Toward Financial Accessibility

Kim Cassidy on what the College is doing to make it more affordable for students and families

Kim Cassidy standing behind a podium with a Bryn Mawr banner in the background

Dear Friends: Throughout my tenure as president, one of my highest priorities has been to increase our funding of student financial aid. As you all know, it is extremely expensive to provide the kind of education on offer at Bryn Mawr. Enrolling talented students from all socio-economic backgrounds requires that we prioritize scholarship aid within our budget as well as grow the College’s endowment, which will provide the resources for educating current and future generations.

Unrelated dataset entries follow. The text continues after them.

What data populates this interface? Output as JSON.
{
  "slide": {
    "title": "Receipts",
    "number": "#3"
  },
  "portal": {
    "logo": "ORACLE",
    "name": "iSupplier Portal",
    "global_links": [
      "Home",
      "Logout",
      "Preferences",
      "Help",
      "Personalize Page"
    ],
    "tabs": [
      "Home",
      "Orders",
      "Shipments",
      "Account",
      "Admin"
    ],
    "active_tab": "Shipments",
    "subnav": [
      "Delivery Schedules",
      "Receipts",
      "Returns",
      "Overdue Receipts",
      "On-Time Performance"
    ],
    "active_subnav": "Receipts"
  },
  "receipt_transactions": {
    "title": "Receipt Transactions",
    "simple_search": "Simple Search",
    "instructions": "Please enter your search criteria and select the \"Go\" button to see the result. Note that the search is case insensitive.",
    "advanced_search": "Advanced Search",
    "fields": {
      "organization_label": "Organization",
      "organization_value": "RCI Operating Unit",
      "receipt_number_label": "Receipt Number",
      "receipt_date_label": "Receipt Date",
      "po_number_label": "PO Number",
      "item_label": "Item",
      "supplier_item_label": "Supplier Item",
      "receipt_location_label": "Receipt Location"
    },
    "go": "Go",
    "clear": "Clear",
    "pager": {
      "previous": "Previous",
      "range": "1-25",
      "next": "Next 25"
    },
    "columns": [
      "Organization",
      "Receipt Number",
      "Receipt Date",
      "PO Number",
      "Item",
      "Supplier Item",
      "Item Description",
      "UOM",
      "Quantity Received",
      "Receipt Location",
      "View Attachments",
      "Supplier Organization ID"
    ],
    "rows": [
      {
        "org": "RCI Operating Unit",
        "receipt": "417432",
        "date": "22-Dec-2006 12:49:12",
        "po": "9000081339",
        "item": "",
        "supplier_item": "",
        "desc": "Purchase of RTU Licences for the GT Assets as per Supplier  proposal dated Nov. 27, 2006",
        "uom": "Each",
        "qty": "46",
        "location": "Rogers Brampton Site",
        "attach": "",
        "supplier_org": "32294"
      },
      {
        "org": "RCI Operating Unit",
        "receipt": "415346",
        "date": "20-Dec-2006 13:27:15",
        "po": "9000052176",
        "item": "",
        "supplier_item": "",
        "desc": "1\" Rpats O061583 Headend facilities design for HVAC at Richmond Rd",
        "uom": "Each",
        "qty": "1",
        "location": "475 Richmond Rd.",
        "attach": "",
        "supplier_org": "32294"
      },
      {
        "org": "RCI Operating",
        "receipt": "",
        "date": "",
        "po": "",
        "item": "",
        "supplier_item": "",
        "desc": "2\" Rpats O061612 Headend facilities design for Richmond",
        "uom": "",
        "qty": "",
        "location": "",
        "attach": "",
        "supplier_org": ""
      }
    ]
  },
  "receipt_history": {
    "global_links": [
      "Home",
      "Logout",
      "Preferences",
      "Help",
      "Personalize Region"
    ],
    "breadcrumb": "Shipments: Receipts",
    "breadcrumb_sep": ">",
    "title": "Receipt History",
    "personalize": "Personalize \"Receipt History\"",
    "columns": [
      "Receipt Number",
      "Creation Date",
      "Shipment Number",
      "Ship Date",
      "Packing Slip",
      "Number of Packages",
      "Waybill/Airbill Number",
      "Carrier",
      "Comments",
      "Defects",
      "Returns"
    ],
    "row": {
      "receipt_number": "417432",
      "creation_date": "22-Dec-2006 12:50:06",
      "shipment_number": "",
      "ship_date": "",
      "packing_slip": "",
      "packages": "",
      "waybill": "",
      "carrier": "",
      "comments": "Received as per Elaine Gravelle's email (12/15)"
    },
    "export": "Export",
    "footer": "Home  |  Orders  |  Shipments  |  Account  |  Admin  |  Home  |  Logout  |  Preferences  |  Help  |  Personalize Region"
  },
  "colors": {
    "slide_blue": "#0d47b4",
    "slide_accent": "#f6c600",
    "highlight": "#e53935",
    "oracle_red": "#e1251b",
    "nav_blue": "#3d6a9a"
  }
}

Since I became president in 2013, the senior staff has made increased scholarship aid a priority in the annual budget. In the current academic year, the College offered nearly $32 million in need-based financial aid and the average scholarship award for students with financial need is over $58,000 a year. The College also made support for scholarship a priority of the Defy Expectation campaign, and it is clearly a priority that many of you share. Through the course of the campaign, our donors contributed $60 million to the College’s endowment for scholarships and financial aid, and in the process created 100 new endowed scholarship funds. Thank you for this support.

Because of the campaign’s success and the overall growth of the College’s endowment over the past decade, Bryn Mawr has been able to take significant steps in the past several years to increase grant support for all undergraduates receiving need-based aid.

For the 2022-2023 academic year, I am delighted to report that Bryn Mawr is eliminating student loans from financial aid packages of those with family incomes below $60,000 and replacing them with grants from the College. All other recipients of need-based aid will receive additional College grant funding to replace $2,000 of the student loans previously used to meet their full demonstrated need. These changes will reduce debt for all students receiving need-based aid and will apply to returning students as well as those enrolling in the class of 2026.

Previously, beginning in the 2020-2021 academic year, the College reduced savings expectations from students’ summer jobs by $900 for all students receiving need-based aid, using additional grant funding from the College, and reduced loan expectations for students from low-income families. These shifts, along with the growth of College-funded internships (supported by the Defy Expectation campaign), have also enabled students to pursue career exploration opportunities without as much concern for the size of summer stipends.

These changes will make a Bryn Mawr education more financially accessible for more families. This is of course important to our current students and also sends a strong message to prospective students and families who are concerned about affordability and indebtedness. Data show that the issue of debt is a particular barrier for students from low-income families; these changes in our policies will help Bryn Mawr live its mission to enroll qualified students of all socioeconomic backgrounds. These policy changes also mean that students have greater ability to focus on their studies and to take fuller advantage of all that Bryn Mawr has to offer.

I am proud of what we—donors, College staff, those who manage the endowment—have accomplished . . . but we have more to do to achieve our aspirations. The growing income gap across U.S. families and the very high cost of offering a superb education at a small institution means that we must continue to create and direct resources toward this core value of our mission—to provide a financially accessible education for all our students in which all have opportunities to thrive.

With gratitude and best wishes,

Kim Cassidy